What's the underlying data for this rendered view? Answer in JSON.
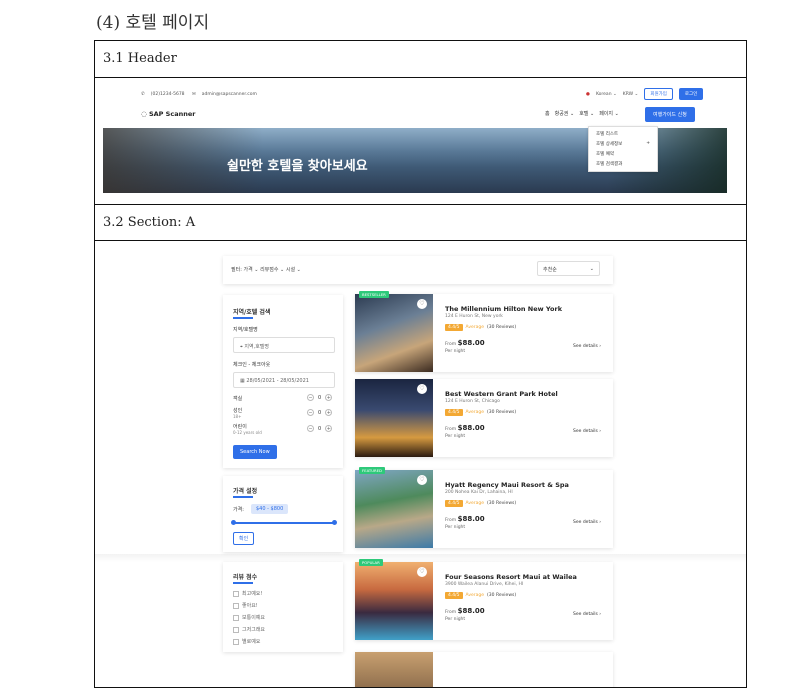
{
  "doc": {
    "title": "(4) 호텔 페이지",
    "section1_label": "3.1 Header",
    "section2_label": "3.2 Section: A"
  },
  "header": {
    "phone": "(02)1234-5678",
    "email": "admin@sapscanner.com",
    "language": "Korean",
    "currency": "KRW",
    "signup": "회원가입",
    "login": "로그인",
    "logo": "SAP Scanner",
    "nav": [
      "홈",
      "항공권",
      "호텔",
      "페이지"
    ],
    "cta": "여행가이드 신청",
    "hero_title": "쉴만한 호텔을 찾아보세요",
    "dropdown": [
      "호텔 리스트",
      "호텔 상세정보",
      "호텔 예약",
      "호텔 검색결과"
    ]
  },
  "filters": {
    "label": "필터:",
    "items": [
      "가격",
      "리뷰점수",
      "시설"
    ],
    "sort": "추천순"
  },
  "search_box": {
    "title": "지역/호텔 검색",
    "region_label": "지역/호텔명",
    "region_placeholder": "지역,호텔명",
    "dates_label": "체크인 - 체크아웃",
    "dates_value": "28/05/2021 - 28/05/2021",
    "rooms_label": "객실",
    "adults_label": "성인",
    "adults_sub": "18+",
    "children_label": "어린이",
    "children_sub": "0-12 years old",
    "count": "0",
    "button": "Search Now"
  },
  "price_box": {
    "title": "가격 설정",
    "label": "가격:",
    "range": "$40 - $800",
    "confirm": "확인"
  },
  "review_box": {
    "title": "리뷰 점수",
    "options": [
      "최고예요!",
      "좋아요!",
      "보통이예요",
      "그저그래요",
      "별로예요"
    ]
  },
  "hotels": [
    {
      "name": "The Millennium Hilton New York",
      "address": "124 E Huron St, New york",
      "badge": "BESTSELLER",
      "rating": "4.4/5",
      "rating_word": "Average",
      "reviews": "(30 Reviews)",
      "from": "From",
      "price": "$88.00",
      "per": "Per night",
      "details": "See details"
    },
    {
      "name": "Best Western Grant Park Hotel",
      "address": "124 E Huron St, Chicago",
      "badge": "",
      "rating": "4.4/5",
      "rating_word": "Average",
      "reviews": "(30 Reviews)",
      "from": "From",
      "price": "$88.00",
      "per": "Per night",
      "details": "See details"
    },
    {
      "name": "Hyatt Regency Maui Resort & Spa",
      "address": "200 Nohea Kai Dr, Lahaina, HI",
      "badge": "FEATURED",
      "rating": "4.4/5",
      "rating_word": "Average",
      "reviews": "(30 Reviews)",
      "from": "From",
      "price": "$88.00",
      "per": "Per night",
      "details": "See details"
    },
    {
      "name": "Four Seasons Resort Maui at Wailea",
      "address": "3900 Wailea Alanui Drive, Kihei, HI",
      "badge": "POPULAR",
      "rating": "4.4/5",
      "rating_word": "Average",
      "reviews": "(30 Reviews)",
      "from": "From",
      "price": "$88.00",
      "per": "Per night",
      "details": "See details"
    }
  ],
  "colors": {
    "accent": "#2f6fe8",
    "rating": "#f3a833",
    "badge": "#2ec97a"
  }
}
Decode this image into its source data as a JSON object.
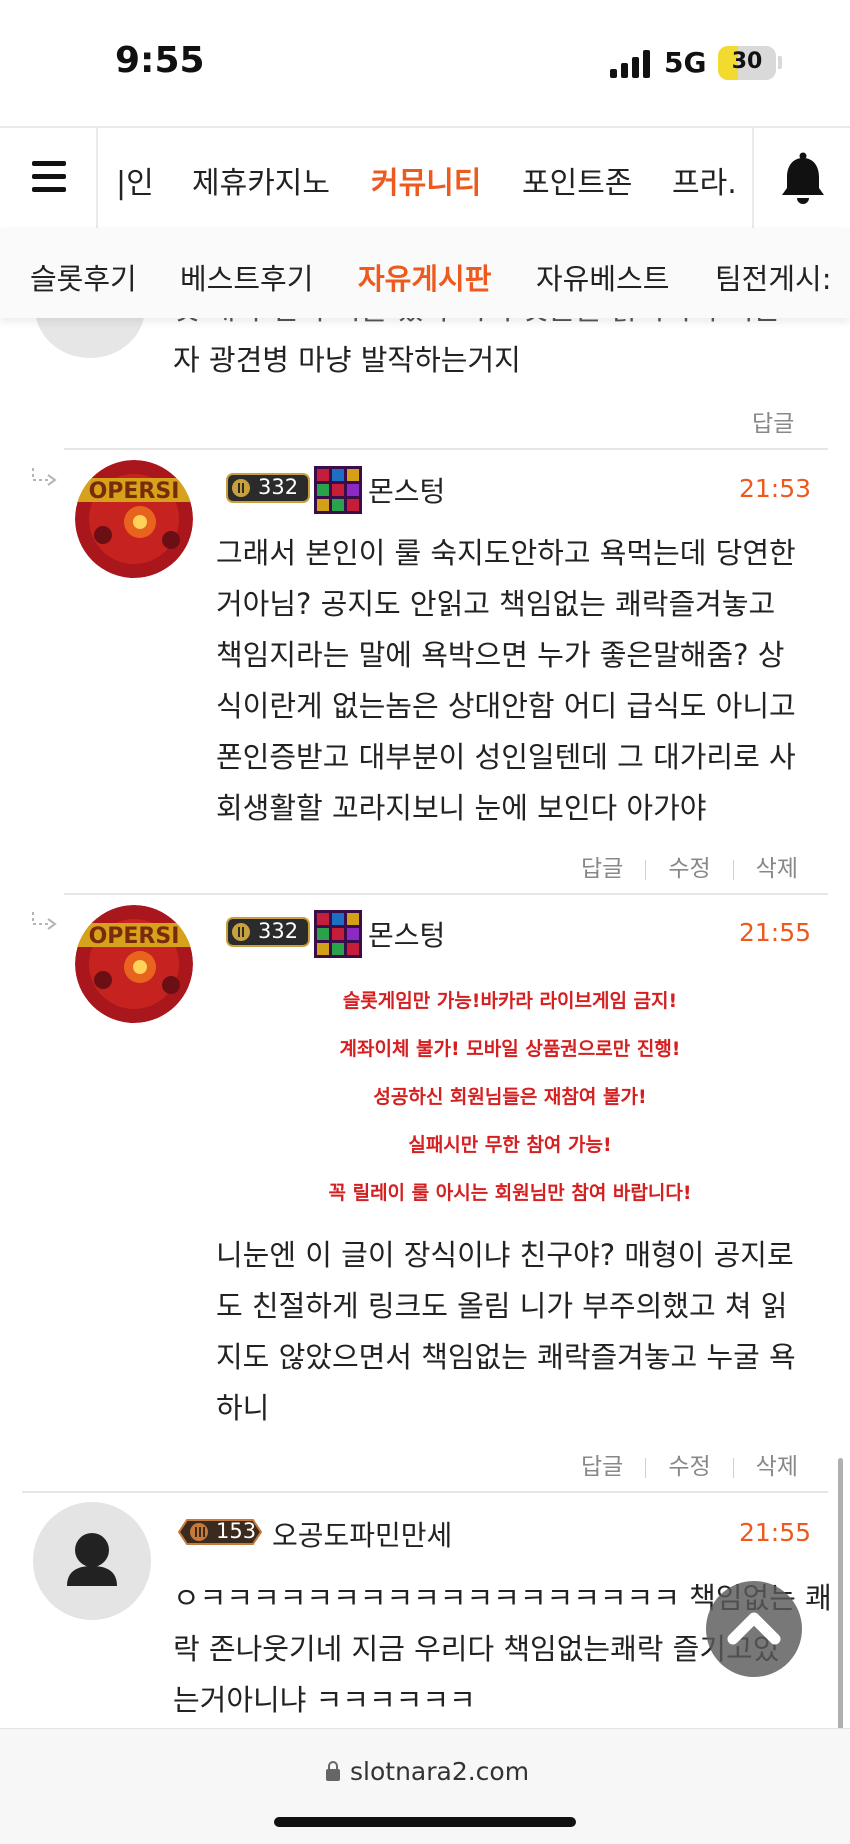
{
  "status_bar": {
    "time": "9:55",
    "network": "5G",
    "battery": "30",
    "battery_level": 0.3
  },
  "top_nav": {
    "menu_icon": "hamburger-menu-icon",
    "items": [
      {
        "label": "|인",
        "active": false
      },
      {
        "label": "제휴카지노",
        "active": false
      },
      {
        "label": "커뮤니티",
        "active": true
      },
      {
        "label": "포인트존",
        "active": false
      },
      {
        "label": "프라.",
        "active": false
      }
    ],
    "bell_icon": "bell-icon"
  },
  "sub_nav": {
    "items": [
      {
        "label": "슬롯후기",
        "active": false
      },
      {
        "label": "베스트후기",
        "active": false
      },
      {
        "label": "자유게시판",
        "active": true
      },
      {
        "label": "자유베스트",
        "active": false
      },
      {
        "label": "팀전게시:",
        "active": false
      }
    ]
  },
  "comments": [
    {
      "partial_text": [
        "것 내가 인저 시물 쳤다 시기 엇글을 밝히되니 니는",
        "자 광견병 마냥 발작하는거지"
      ],
      "actions": [
        "답글"
      ]
    },
    {
      "level": "332",
      "name": "몬스텅",
      "time": "21:53",
      "text": [
        "그래서 본인이 룰 숙지도안하고 욕먹는데 당연한",
        "거아님? 공지도 안읽고 책임없는 쾌락즐겨놓고",
        "책임지라는 말에 욕박으면 누가 좋은말해줌? 상",
        "식이란게 없는놈은 상대안함 어디 급식도 아니고",
        "폰인증받고 대부분이 성인일텐데 그 대가리로 사",
        "회생활할 꼬라지보니 눈에 보인다 아가야"
      ],
      "actions": [
        "답글",
        "수정",
        "삭제"
      ]
    },
    {
      "level": "332",
      "name": "몬스텅",
      "time": "21:55",
      "notice": [
        "슬롯게임만 가능!바카라 라이브게임 금지!",
        "계좌이체 불가! 모바일 상품권으로만 진행!",
        "성공하신 회원님들은 재참여 불가!",
        "실패시만 무한 참여 가능!",
        "꼭 릴레이 룰 아시는 회원님만 참여 바랍니다!"
      ],
      "text": [
        "니눈엔 이 글이 장식이냐 친구야? 매형이 공지로",
        "도 친절하게 링크도 올림 니가 부주의했고 쳐 읽",
        "지도 않았으면서 책임없는 쾌락즐겨놓고 누굴 욕",
        "하니"
      ],
      "actions": [
        "답글",
        "수정",
        "삭제"
      ]
    },
    {
      "level": "153",
      "name": "오공도파민만세",
      "time": "21:55",
      "text": [
        "ㅇㅋㅋㅋㅋㅋㅋㅋㅋㅋㅋㅋㅋㅋㅋㅋㅋㅋㅋ 책임없는 쾌",
        "락 존나웃기네 지금 우리다 책임없는쾌락 즐기고있",
        "는거아니냐 ㅋㅋㅋㅋㅋㅋ"
      ]
    }
  ],
  "icons": {
    "reply_arrow": "reply-arrow-icon",
    "scroll_top": "chevron-up-icon",
    "lock": "lock-icon",
    "default_avatar": "user-silhouette-icon"
  },
  "colors": {
    "accent": "#ee5a1e",
    "notice_red": "#d42020",
    "muted": "#888888"
  },
  "browser": {
    "url": "slotnara2.com"
  }
}
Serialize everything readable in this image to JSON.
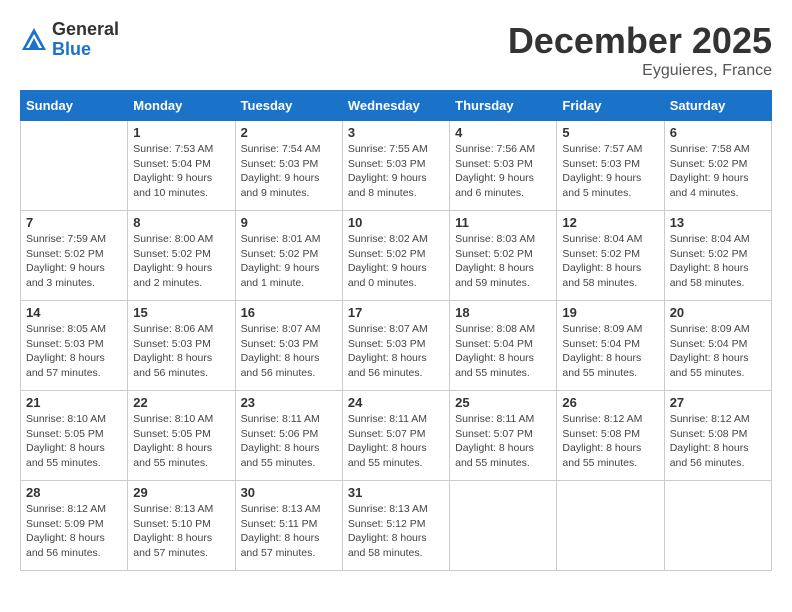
{
  "logo": {
    "general": "General",
    "blue": "Blue"
  },
  "header": {
    "month": "December 2025",
    "location": "Eyguieres, France"
  },
  "days_of_week": [
    "Sunday",
    "Monday",
    "Tuesday",
    "Wednesday",
    "Thursday",
    "Friday",
    "Saturday"
  ],
  "weeks": [
    [
      {
        "day": "",
        "sunrise": "",
        "sunset": "",
        "daylight": ""
      },
      {
        "day": "1",
        "sunrise": "Sunrise: 7:53 AM",
        "sunset": "Sunset: 5:04 PM",
        "daylight": "Daylight: 9 hours and 10 minutes."
      },
      {
        "day": "2",
        "sunrise": "Sunrise: 7:54 AM",
        "sunset": "Sunset: 5:03 PM",
        "daylight": "Daylight: 9 hours and 9 minutes."
      },
      {
        "day": "3",
        "sunrise": "Sunrise: 7:55 AM",
        "sunset": "Sunset: 5:03 PM",
        "daylight": "Daylight: 9 hours and 8 minutes."
      },
      {
        "day": "4",
        "sunrise": "Sunrise: 7:56 AM",
        "sunset": "Sunset: 5:03 PM",
        "daylight": "Daylight: 9 hours and 6 minutes."
      },
      {
        "day": "5",
        "sunrise": "Sunrise: 7:57 AM",
        "sunset": "Sunset: 5:03 PM",
        "daylight": "Daylight: 9 hours and 5 minutes."
      },
      {
        "day": "6",
        "sunrise": "Sunrise: 7:58 AM",
        "sunset": "Sunset: 5:02 PM",
        "daylight": "Daylight: 9 hours and 4 minutes."
      }
    ],
    [
      {
        "day": "7",
        "sunrise": "Sunrise: 7:59 AM",
        "sunset": "Sunset: 5:02 PM",
        "daylight": "Daylight: 9 hours and 3 minutes."
      },
      {
        "day": "8",
        "sunrise": "Sunrise: 8:00 AM",
        "sunset": "Sunset: 5:02 PM",
        "daylight": "Daylight: 9 hours and 2 minutes."
      },
      {
        "day": "9",
        "sunrise": "Sunrise: 8:01 AM",
        "sunset": "Sunset: 5:02 PM",
        "daylight": "Daylight: 9 hours and 1 minute."
      },
      {
        "day": "10",
        "sunrise": "Sunrise: 8:02 AM",
        "sunset": "Sunset: 5:02 PM",
        "daylight": "Daylight: 9 hours and 0 minutes."
      },
      {
        "day": "11",
        "sunrise": "Sunrise: 8:03 AM",
        "sunset": "Sunset: 5:02 PM",
        "daylight": "Daylight: 8 hours and 59 minutes."
      },
      {
        "day": "12",
        "sunrise": "Sunrise: 8:04 AM",
        "sunset": "Sunset: 5:02 PM",
        "daylight": "Daylight: 8 hours and 58 minutes."
      },
      {
        "day": "13",
        "sunrise": "Sunrise: 8:04 AM",
        "sunset": "Sunset: 5:02 PM",
        "daylight": "Daylight: 8 hours and 58 minutes."
      }
    ],
    [
      {
        "day": "14",
        "sunrise": "Sunrise: 8:05 AM",
        "sunset": "Sunset: 5:03 PM",
        "daylight": "Daylight: 8 hours and 57 minutes."
      },
      {
        "day": "15",
        "sunrise": "Sunrise: 8:06 AM",
        "sunset": "Sunset: 5:03 PM",
        "daylight": "Daylight: 8 hours and 56 minutes."
      },
      {
        "day": "16",
        "sunrise": "Sunrise: 8:07 AM",
        "sunset": "Sunset: 5:03 PM",
        "daylight": "Daylight: 8 hours and 56 minutes."
      },
      {
        "day": "17",
        "sunrise": "Sunrise: 8:07 AM",
        "sunset": "Sunset: 5:03 PM",
        "daylight": "Daylight: 8 hours and 56 minutes."
      },
      {
        "day": "18",
        "sunrise": "Sunrise: 8:08 AM",
        "sunset": "Sunset: 5:04 PM",
        "daylight": "Daylight: 8 hours and 55 minutes."
      },
      {
        "day": "19",
        "sunrise": "Sunrise: 8:09 AM",
        "sunset": "Sunset: 5:04 PM",
        "daylight": "Daylight: 8 hours and 55 minutes."
      },
      {
        "day": "20",
        "sunrise": "Sunrise: 8:09 AM",
        "sunset": "Sunset: 5:04 PM",
        "daylight": "Daylight: 8 hours and 55 minutes."
      }
    ],
    [
      {
        "day": "21",
        "sunrise": "Sunrise: 8:10 AM",
        "sunset": "Sunset: 5:05 PM",
        "daylight": "Daylight: 8 hours and 55 minutes."
      },
      {
        "day": "22",
        "sunrise": "Sunrise: 8:10 AM",
        "sunset": "Sunset: 5:05 PM",
        "daylight": "Daylight: 8 hours and 55 minutes."
      },
      {
        "day": "23",
        "sunrise": "Sunrise: 8:11 AM",
        "sunset": "Sunset: 5:06 PM",
        "daylight": "Daylight: 8 hours and 55 minutes."
      },
      {
        "day": "24",
        "sunrise": "Sunrise: 8:11 AM",
        "sunset": "Sunset: 5:07 PM",
        "daylight": "Daylight: 8 hours and 55 minutes."
      },
      {
        "day": "25",
        "sunrise": "Sunrise: 8:11 AM",
        "sunset": "Sunset: 5:07 PM",
        "daylight": "Daylight: 8 hours and 55 minutes."
      },
      {
        "day": "26",
        "sunrise": "Sunrise: 8:12 AM",
        "sunset": "Sunset: 5:08 PM",
        "daylight": "Daylight: 8 hours and 55 minutes."
      },
      {
        "day": "27",
        "sunrise": "Sunrise: 8:12 AM",
        "sunset": "Sunset: 5:08 PM",
        "daylight": "Daylight: 8 hours and 56 minutes."
      }
    ],
    [
      {
        "day": "28",
        "sunrise": "Sunrise: 8:12 AM",
        "sunset": "Sunset: 5:09 PM",
        "daylight": "Daylight: 8 hours and 56 minutes."
      },
      {
        "day": "29",
        "sunrise": "Sunrise: 8:13 AM",
        "sunset": "Sunset: 5:10 PM",
        "daylight": "Daylight: 8 hours and 57 minutes."
      },
      {
        "day": "30",
        "sunrise": "Sunrise: 8:13 AM",
        "sunset": "Sunset: 5:11 PM",
        "daylight": "Daylight: 8 hours and 57 minutes."
      },
      {
        "day": "31",
        "sunrise": "Sunrise: 8:13 AM",
        "sunset": "Sunset: 5:12 PM",
        "daylight": "Daylight: 8 hours and 58 minutes."
      },
      {
        "day": "",
        "sunrise": "",
        "sunset": "",
        "daylight": ""
      },
      {
        "day": "",
        "sunrise": "",
        "sunset": "",
        "daylight": ""
      },
      {
        "day": "",
        "sunrise": "",
        "sunset": "",
        "daylight": ""
      }
    ]
  ]
}
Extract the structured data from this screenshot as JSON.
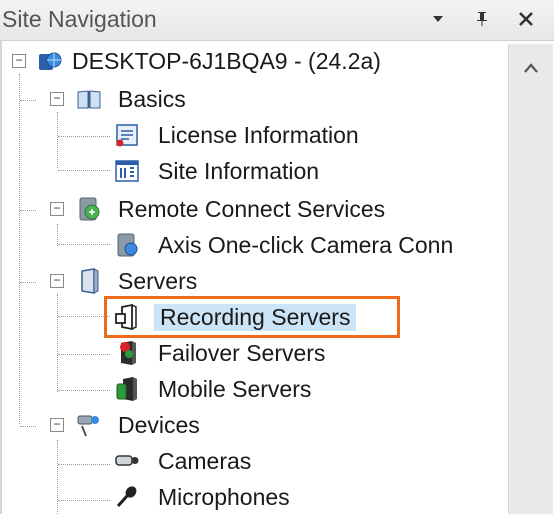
{
  "panel": {
    "title": "Site Navigation",
    "buttons": {
      "dropdown": "▾",
      "pin": "ᵖ",
      "close": "✕"
    }
  },
  "tree": {
    "root": {
      "label": "DESKTOP-6J1BQA9 - (24.2a)",
      "expander": "−",
      "icon": "server-globe-icon"
    },
    "basics": {
      "label": "Basics",
      "expander": "−",
      "icon": "book-icon"
    },
    "license": {
      "label": "License Information",
      "icon": "license-icon"
    },
    "site_info": {
      "label": "Site Information",
      "icon": "info-icon"
    },
    "remote": {
      "label": "Remote Connect Services",
      "expander": "−",
      "icon": "remote-connect-icon"
    },
    "axis": {
      "label": "Axis One-click Camera Conn",
      "icon": "axis-camera-icon"
    },
    "servers": {
      "label": "Servers",
      "expander": "−",
      "icon": "servers-icon"
    },
    "recording": {
      "label": "Recording Servers",
      "icon": "recording-server-icon",
      "selected": true
    },
    "failover": {
      "label": "Failover Servers",
      "icon": "failover-server-icon"
    },
    "mobile": {
      "label": "Mobile Servers",
      "icon": "mobile-server-icon"
    },
    "devices": {
      "label": "Devices",
      "expander": "−",
      "icon": "devices-icon"
    },
    "cameras": {
      "label": "Cameras",
      "icon": "camera-icon"
    },
    "microphones": {
      "label": "Microphones",
      "icon": "microphone-icon"
    }
  },
  "scrollbar": {
    "up_arrow": "^"
  },
  "colors": {
    "highlight": "#f06a1c",
    "selection": "#cce4f7"
  }
}
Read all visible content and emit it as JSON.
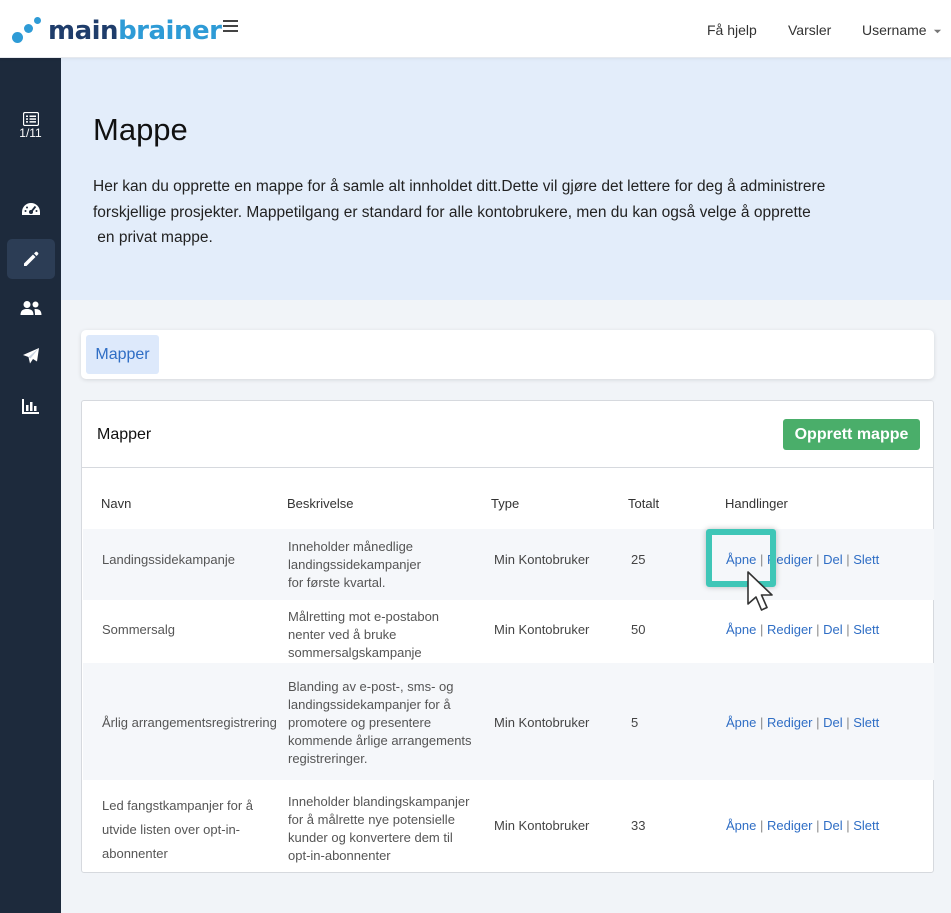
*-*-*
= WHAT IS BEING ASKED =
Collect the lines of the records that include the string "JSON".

= WRITTEN SOLUTION =
What's the underlying data for this rendered view? Answer in JSON.
Decode this image into its source data as a JSON object.
Serialize everything readable in this image to JSON.
Extract the structured data from this screenshot as JSON.
Read all visible content and emit it as JSON.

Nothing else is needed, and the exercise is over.